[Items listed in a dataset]
···
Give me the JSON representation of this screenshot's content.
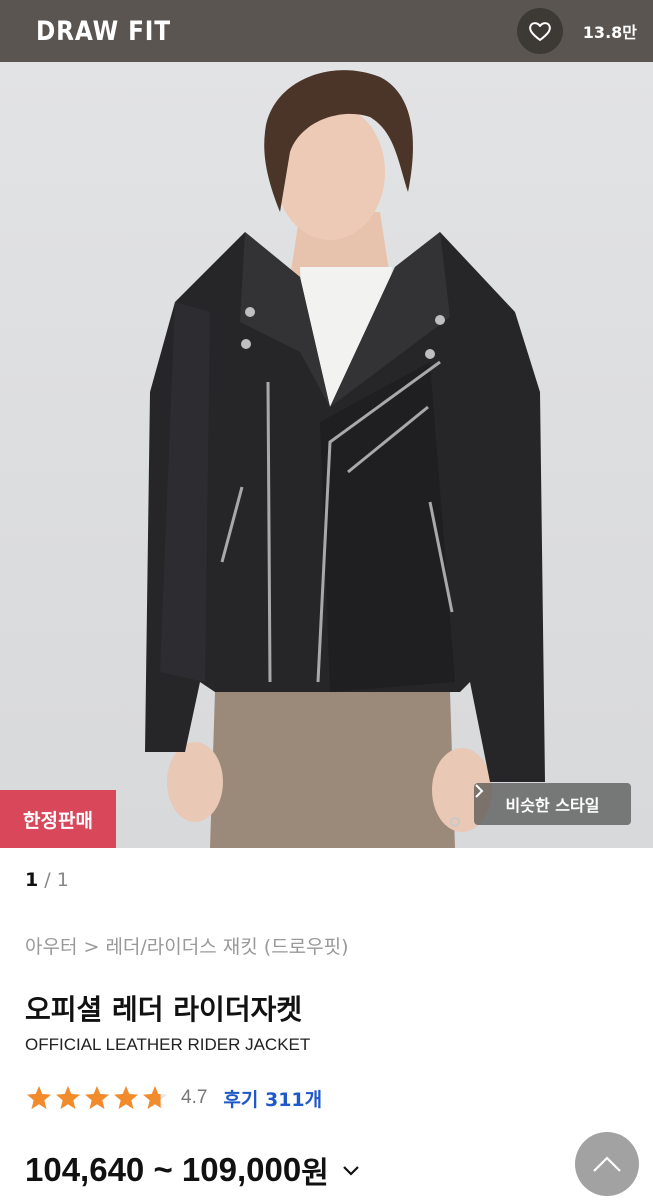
{
  "header": {
    "brand": "DRAW FIT",
    "like_count": "13.8만",
    "like_icon": "heart-outline-icon"
  },
  "hero": {
    "limited_badge": "한정판매",
    "similar_style": "비슷한 스타일",
    "similar_icon": "chevron-right-icon"
  },
  "pager": {
    "current": "1",
    "separator": " / ",
    "total": "1"
  },
  "product": {
    "breadcrumb": "아우터 > 레더/라이더스 재킷 (드로우핏)",
    "name_ko": "오피셜 레더 라이더자켓",
    "name_en": "OFFICIAL LEATHER RIDER JACKET",
    "rating": "4.7",
    "rating_stars": 4.7,
    "review_label": "후기 311개",
    "price_range": "104,640 ~ 109,000",
    "price_unit": "원",
    "price_dropdown_icon": "chevron-down-icon"
  },
  "colors": {
    "header_bg": "#5a5550",
    "badge_red": "#d9475a",
    "star_orange": "#f28b2c",
    "review_blue": "#1f58c8"
  },
  "scroll_top_icon": "chevron-up-icon"
}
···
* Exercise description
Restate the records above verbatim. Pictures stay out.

* Result of this exercise
Give me the JSON representation of this screenshot's content.
{
  "header": {
    "brand": "DRAW FIT",
    "like_count": "13.8만",
    "like_icon": "heart-outline-icon"
  },
  "hero": {
    "limited_badge": "한정판매",
    "similar_style": "비슷한 스타일",
    "similar_icon": "chevron-right-icon"
  },
  "pager": {
    "current": "1",
    "separator": " / ",
    "total": "1"
  },
  "product": {
    "breadcrumb": "아우터 > 레더/라이더스 재킷 (드로우핏)",
    "name_ko": "오피셜 레더 라이더자켓",
    "name_en": "OFFICIAL LEATHER RIDER JACKET",
    "rating": "4.7",
    "rating_stars": 4.7,
    "review_label": "후기 311개",
    "price_range": "104,640 ~ 109,000",
    "price_unit": "원",
    "price_dropdown_icon": "chevron-down-icon"
  },
  "colors": {
    "header_bg": "#5a5550",
    "badge_red": "#d9475a",
    "star_orange": "#f28b2c",
    "review_blue": "#1f58c8"
  },
  "scroll_top_icon": "chevron-up-icon"
}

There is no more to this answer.